Element data from apps and pages:
----------

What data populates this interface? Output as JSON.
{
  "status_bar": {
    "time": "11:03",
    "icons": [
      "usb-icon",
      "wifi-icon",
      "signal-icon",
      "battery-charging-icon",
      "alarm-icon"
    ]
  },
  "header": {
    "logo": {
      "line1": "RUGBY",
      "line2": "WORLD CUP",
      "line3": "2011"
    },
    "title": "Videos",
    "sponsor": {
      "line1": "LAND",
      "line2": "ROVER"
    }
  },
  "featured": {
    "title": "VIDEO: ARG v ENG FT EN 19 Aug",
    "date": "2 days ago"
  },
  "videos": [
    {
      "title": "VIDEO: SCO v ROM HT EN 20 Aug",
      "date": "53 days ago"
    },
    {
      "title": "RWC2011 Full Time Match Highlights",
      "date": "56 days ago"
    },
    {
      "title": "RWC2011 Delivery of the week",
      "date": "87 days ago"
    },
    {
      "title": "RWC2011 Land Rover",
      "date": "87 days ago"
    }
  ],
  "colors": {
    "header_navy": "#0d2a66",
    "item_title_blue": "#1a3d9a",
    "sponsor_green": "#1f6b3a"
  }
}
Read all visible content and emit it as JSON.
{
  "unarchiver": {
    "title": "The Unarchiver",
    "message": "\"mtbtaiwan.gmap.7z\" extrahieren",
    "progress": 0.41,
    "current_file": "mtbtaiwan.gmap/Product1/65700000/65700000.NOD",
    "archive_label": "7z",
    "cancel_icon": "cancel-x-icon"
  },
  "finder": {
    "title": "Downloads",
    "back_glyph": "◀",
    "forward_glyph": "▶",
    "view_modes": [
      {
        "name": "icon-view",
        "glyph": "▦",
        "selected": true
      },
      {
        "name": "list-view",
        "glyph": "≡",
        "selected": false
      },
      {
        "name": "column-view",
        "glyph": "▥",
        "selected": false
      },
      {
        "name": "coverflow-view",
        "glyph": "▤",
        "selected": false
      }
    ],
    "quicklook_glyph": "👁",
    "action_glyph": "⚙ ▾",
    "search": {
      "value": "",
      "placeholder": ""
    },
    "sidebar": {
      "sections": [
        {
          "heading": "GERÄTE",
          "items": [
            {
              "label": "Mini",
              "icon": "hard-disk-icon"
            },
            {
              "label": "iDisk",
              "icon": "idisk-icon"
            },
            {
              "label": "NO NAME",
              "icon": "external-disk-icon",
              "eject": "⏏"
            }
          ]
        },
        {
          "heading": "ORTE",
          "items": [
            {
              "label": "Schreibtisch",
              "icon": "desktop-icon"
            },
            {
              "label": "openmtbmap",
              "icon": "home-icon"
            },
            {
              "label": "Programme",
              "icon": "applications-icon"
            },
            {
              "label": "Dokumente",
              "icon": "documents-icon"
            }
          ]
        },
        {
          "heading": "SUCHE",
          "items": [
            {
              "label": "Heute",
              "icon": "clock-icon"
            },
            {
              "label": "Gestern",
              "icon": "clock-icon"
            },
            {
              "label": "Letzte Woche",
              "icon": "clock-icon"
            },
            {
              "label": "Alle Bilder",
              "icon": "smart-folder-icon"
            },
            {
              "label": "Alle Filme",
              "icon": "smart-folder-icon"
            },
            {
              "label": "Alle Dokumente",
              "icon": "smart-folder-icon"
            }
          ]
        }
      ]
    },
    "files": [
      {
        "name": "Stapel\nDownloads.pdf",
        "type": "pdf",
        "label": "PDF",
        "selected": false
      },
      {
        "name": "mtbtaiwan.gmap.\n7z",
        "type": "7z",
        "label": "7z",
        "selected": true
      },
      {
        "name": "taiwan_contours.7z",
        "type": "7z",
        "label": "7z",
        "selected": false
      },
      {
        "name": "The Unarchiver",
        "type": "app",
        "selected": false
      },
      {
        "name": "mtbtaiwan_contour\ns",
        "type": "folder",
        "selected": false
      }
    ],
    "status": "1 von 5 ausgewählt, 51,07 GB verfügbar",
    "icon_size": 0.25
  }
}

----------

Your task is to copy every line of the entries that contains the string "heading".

          "heading": "GERÄTE",
          "heading": "ORTE",
          "heading": "SUCHE",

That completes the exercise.